def register(*objects)
  objects.flatten.each do |object|
    next unless object.is_a?(CodeObjects::Base)
    
    begin
      ensure_loaded!(object.namespace)
      object.namespace.children << object
    rescue NamespaceMissingError
    end
    
    # Yield the object to the calling block because ruby will parse the syntax
    #   
    #     register obj = ClassObject.new {|o| ... }
    # 
    # as the block for #register. We need to make sure this gets to the object.
    yield(object) if block_given? 
    
    object.add_file(parser.file, statement.line, statement.comments)

    # Add docstring if there is one.
    object.docstring = statement.comments if statement.comments
    object.docstring.hash_flag = statement.comments_hash_flag

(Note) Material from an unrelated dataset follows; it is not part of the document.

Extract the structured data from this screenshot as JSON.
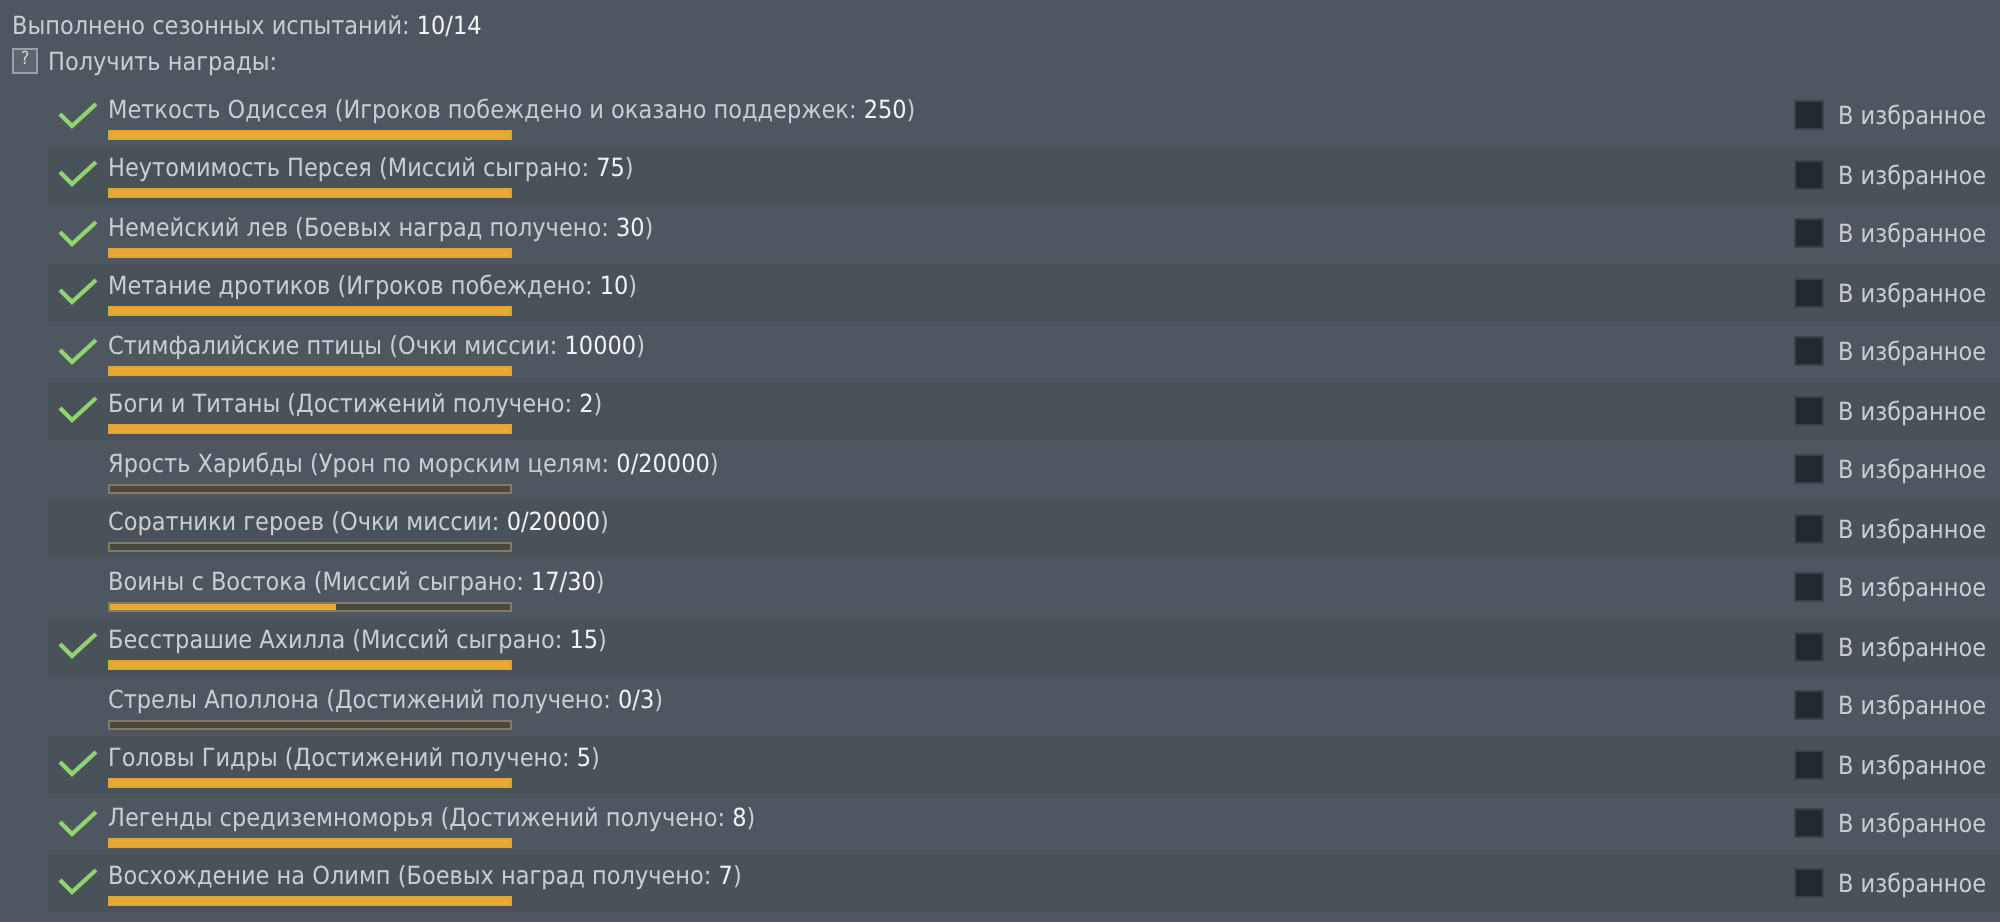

    object.docstring.line_range = statement.comments_range
    
    # Add group information
    if statement.group
      unless object.namespace.is_a?(Proxy)
        object.namespace.groups |= [statement.group]
      end
      object.group = statement.group
    end
    
    # Add transitive tags
    Tags::Library.transitive_tags.each do |tag|
      next if object.namespace.is_a?(Proxy)
      next unless object.namespace.has_tag?(tag)
      next if object.has_tag?(tag)
      object.docstring.add_tag(*object.namespace.tags(tag))
    end
    
    # Add source only to non-class non-module objects
    unless object.is_a?(NamespaceObject)
      object.source ||= statement
    end
    
    # Make it dynamic if its owner is not its namespace.
    # This generally means it was defined in a method (or block of some sort)
    object.dynamic = true if owner != namespace
  end
  objects.size == 1 ? objects.first : objects
end